* _WHAT TO WORK ON_: State, as a bare number, how many lines below contain "Easily".

━━━

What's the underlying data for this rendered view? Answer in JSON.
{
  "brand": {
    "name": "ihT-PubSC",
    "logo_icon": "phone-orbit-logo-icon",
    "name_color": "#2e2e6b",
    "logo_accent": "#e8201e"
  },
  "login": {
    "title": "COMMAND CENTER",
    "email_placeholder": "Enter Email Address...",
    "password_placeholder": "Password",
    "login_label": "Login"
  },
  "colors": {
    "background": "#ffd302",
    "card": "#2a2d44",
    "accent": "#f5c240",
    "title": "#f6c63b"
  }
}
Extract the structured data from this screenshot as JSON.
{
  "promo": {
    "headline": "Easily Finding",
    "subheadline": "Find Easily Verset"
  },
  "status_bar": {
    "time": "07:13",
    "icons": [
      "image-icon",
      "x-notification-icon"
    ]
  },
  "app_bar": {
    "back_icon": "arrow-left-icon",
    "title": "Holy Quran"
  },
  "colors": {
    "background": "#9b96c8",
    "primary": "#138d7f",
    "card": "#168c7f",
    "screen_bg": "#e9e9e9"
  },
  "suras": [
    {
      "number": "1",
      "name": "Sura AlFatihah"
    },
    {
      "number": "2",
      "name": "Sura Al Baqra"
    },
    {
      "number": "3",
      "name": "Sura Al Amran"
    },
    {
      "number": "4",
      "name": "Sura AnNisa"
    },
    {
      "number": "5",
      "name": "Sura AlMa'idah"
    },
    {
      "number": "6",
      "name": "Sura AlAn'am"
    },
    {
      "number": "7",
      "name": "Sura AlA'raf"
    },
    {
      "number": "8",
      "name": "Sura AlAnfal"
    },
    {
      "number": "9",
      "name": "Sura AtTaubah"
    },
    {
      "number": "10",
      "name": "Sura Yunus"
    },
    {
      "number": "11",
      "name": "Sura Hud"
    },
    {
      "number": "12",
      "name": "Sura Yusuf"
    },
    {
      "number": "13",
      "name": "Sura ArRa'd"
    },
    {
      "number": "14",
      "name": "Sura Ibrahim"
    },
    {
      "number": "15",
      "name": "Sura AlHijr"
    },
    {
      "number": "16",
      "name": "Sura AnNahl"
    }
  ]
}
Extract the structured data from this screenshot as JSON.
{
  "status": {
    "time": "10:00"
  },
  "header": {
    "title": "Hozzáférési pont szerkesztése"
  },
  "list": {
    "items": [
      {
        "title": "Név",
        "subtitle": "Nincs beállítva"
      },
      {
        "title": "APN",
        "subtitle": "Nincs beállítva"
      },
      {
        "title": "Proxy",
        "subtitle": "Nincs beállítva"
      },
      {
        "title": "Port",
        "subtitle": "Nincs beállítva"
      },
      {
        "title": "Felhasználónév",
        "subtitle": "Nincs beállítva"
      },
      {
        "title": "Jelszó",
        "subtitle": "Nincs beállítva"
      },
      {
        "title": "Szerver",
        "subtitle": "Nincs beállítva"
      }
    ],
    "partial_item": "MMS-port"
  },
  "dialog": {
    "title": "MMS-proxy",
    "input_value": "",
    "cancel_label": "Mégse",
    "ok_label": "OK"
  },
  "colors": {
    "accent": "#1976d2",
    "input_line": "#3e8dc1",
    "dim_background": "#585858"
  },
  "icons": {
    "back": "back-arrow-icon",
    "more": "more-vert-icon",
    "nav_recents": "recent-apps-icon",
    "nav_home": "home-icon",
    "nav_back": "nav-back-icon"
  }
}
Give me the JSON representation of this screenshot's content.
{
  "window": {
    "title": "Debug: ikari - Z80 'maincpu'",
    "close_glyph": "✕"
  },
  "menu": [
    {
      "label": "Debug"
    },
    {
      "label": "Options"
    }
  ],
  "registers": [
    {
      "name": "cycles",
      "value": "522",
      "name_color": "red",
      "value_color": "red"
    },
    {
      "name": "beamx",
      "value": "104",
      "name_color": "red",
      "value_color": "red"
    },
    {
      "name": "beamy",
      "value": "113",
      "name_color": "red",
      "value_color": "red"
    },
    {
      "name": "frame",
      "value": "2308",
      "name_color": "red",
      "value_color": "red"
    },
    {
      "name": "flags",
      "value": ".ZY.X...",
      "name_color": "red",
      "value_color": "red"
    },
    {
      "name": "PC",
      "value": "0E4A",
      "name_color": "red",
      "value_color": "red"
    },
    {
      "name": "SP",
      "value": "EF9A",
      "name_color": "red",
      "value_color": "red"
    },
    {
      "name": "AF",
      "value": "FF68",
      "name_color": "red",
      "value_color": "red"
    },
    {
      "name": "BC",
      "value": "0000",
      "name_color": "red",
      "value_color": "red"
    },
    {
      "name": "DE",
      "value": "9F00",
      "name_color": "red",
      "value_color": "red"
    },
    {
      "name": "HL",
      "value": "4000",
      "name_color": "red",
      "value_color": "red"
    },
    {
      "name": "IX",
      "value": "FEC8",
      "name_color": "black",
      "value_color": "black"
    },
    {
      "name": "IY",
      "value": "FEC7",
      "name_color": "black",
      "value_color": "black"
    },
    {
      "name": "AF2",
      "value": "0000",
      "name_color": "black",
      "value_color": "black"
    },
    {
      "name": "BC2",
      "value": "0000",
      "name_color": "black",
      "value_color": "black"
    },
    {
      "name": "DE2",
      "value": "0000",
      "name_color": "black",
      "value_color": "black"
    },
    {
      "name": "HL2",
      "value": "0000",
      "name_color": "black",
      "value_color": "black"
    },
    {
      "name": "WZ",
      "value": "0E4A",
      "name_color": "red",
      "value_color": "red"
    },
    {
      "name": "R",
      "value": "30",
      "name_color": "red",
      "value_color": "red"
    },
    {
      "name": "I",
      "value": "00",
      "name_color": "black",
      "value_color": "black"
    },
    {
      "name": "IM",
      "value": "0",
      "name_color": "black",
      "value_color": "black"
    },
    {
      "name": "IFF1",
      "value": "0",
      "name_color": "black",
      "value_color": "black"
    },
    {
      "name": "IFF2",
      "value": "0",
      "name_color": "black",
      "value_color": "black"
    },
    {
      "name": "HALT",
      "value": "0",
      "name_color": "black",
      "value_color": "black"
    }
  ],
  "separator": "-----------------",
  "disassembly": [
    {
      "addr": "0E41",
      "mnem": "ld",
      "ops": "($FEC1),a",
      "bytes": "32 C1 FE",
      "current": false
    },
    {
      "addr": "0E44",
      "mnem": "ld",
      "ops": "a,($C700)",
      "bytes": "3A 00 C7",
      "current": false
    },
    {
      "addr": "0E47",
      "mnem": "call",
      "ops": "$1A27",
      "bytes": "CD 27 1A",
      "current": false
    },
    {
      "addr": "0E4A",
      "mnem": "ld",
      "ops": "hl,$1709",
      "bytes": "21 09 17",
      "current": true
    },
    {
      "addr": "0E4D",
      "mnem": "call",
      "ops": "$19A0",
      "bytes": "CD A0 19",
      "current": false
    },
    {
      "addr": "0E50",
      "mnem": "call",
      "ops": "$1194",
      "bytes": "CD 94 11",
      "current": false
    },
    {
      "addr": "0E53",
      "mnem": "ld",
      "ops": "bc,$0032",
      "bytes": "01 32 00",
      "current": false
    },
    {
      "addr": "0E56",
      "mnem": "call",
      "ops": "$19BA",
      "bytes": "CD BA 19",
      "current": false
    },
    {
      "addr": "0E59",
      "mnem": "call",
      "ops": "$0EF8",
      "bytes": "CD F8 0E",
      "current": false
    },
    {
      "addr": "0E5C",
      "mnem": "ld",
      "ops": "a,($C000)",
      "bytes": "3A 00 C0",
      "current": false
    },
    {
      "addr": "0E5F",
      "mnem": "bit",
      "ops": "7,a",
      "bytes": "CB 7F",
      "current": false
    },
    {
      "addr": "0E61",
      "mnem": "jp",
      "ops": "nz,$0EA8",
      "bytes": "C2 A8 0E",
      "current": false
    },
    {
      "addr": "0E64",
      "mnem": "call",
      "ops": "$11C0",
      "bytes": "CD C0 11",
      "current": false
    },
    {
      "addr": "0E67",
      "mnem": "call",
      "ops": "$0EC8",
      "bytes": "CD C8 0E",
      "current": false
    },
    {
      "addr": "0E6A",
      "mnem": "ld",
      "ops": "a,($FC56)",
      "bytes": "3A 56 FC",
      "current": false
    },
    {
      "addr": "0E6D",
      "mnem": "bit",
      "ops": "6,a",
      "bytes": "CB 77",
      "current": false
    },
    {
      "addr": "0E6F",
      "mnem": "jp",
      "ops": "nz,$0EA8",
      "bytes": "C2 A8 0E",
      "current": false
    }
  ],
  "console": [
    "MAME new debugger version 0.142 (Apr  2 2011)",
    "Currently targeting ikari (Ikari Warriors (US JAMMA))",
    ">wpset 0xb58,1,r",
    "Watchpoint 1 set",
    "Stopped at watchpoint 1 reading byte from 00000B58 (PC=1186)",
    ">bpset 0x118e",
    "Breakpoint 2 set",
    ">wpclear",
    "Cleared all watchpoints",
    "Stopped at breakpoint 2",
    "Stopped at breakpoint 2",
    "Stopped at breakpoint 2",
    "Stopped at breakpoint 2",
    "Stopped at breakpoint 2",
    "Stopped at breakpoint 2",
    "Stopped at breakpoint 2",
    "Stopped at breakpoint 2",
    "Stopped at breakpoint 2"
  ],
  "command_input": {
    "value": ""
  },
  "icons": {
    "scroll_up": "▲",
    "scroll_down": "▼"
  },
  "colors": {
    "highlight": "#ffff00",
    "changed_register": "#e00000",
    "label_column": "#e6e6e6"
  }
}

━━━

* _ANSWER BOX_: 2